(Beginning of DATA TO PROCESS)

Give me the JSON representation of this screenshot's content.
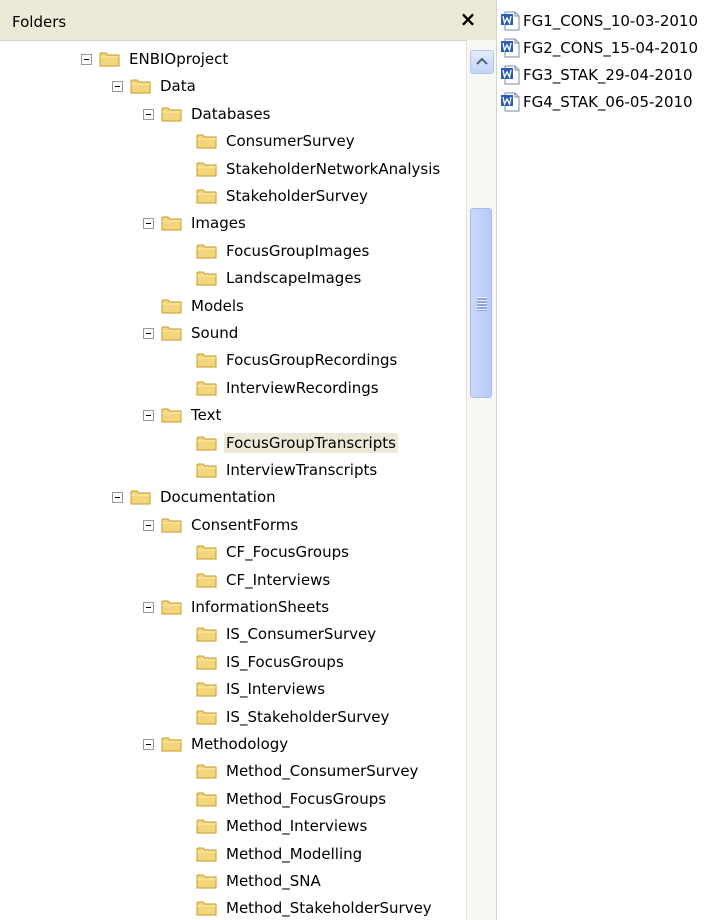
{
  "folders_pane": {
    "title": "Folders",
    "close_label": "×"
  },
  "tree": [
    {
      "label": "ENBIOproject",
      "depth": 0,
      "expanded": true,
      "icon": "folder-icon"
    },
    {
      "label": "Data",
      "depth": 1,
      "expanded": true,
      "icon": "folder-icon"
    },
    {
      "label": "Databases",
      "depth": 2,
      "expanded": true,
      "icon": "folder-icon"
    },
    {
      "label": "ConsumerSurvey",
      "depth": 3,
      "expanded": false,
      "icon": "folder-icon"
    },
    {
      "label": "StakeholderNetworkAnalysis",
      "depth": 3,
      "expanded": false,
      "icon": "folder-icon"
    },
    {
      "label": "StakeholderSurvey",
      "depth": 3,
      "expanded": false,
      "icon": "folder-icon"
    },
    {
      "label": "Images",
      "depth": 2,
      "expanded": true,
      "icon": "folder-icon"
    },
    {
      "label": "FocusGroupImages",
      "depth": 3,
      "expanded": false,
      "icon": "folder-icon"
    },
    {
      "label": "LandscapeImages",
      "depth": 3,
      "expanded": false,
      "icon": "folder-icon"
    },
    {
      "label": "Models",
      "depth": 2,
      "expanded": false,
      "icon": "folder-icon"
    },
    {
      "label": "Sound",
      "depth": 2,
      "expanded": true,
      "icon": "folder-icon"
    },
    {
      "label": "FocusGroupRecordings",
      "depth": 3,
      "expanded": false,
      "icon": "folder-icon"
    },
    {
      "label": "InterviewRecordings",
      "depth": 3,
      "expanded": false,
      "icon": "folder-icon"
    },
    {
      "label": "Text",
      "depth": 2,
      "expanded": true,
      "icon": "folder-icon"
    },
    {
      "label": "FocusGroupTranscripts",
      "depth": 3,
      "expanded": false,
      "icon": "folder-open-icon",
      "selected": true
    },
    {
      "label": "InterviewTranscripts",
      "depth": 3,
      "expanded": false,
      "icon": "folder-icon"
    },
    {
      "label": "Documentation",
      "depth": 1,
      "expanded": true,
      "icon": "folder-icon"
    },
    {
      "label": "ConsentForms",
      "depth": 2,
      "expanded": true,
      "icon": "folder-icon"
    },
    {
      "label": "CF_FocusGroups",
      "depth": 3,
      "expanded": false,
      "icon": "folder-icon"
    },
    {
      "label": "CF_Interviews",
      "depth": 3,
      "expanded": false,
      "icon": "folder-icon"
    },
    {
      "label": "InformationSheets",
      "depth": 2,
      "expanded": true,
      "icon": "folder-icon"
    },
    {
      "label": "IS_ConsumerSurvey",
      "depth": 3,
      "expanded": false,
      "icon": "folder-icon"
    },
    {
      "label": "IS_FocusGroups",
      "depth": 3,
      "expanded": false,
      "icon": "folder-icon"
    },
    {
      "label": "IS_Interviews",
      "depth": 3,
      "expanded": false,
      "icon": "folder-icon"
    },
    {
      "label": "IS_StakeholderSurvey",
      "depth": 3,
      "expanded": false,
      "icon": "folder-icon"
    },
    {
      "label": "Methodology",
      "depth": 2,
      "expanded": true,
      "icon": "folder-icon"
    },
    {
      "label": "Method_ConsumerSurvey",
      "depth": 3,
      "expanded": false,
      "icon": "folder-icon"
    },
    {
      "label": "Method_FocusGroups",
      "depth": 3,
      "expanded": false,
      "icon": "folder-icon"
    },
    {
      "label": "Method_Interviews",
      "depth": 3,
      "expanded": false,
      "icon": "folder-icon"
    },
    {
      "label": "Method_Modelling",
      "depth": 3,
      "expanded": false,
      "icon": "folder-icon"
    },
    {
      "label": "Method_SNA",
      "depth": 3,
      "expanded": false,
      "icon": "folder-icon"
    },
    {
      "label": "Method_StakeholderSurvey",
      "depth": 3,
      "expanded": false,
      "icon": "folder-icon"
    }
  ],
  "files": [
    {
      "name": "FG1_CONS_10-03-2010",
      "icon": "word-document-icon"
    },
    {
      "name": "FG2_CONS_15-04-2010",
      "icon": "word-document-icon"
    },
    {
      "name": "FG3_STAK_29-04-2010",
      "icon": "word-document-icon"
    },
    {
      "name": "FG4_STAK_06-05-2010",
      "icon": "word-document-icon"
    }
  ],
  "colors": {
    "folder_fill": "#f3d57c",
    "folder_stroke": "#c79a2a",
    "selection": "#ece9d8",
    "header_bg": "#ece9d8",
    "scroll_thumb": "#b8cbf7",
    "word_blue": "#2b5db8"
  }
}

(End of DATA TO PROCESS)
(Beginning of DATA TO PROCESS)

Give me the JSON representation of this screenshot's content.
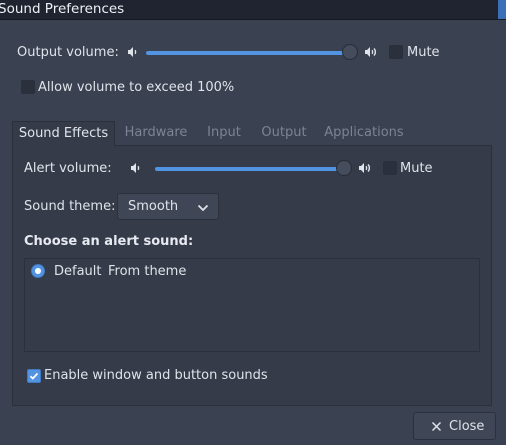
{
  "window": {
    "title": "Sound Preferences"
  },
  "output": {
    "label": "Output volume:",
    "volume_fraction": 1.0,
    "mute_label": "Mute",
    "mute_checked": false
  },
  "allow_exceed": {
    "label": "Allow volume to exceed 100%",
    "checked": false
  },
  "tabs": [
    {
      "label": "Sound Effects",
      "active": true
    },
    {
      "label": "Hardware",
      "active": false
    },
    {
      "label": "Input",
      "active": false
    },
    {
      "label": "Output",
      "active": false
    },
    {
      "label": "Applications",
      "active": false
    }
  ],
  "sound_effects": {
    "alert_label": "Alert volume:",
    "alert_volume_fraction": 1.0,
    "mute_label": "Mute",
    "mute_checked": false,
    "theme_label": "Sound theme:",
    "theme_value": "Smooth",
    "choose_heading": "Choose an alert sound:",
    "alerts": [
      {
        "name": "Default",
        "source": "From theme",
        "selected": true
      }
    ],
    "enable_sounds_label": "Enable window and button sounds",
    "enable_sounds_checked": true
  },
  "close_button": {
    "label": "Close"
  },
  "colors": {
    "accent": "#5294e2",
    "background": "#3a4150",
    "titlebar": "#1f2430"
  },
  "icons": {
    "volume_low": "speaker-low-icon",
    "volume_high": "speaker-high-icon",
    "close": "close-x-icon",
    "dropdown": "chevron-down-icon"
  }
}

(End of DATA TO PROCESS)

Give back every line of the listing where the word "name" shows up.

WRITTEN ANSWER
      "name": "FG1_CONS_10-03-2010",
      "name": "FG2_CONS_15-04-2010",
      "name": "FG3_STAK_29-04-2010",
      "name": "FG4_STAK_06-05-2010",
        "name": "Default",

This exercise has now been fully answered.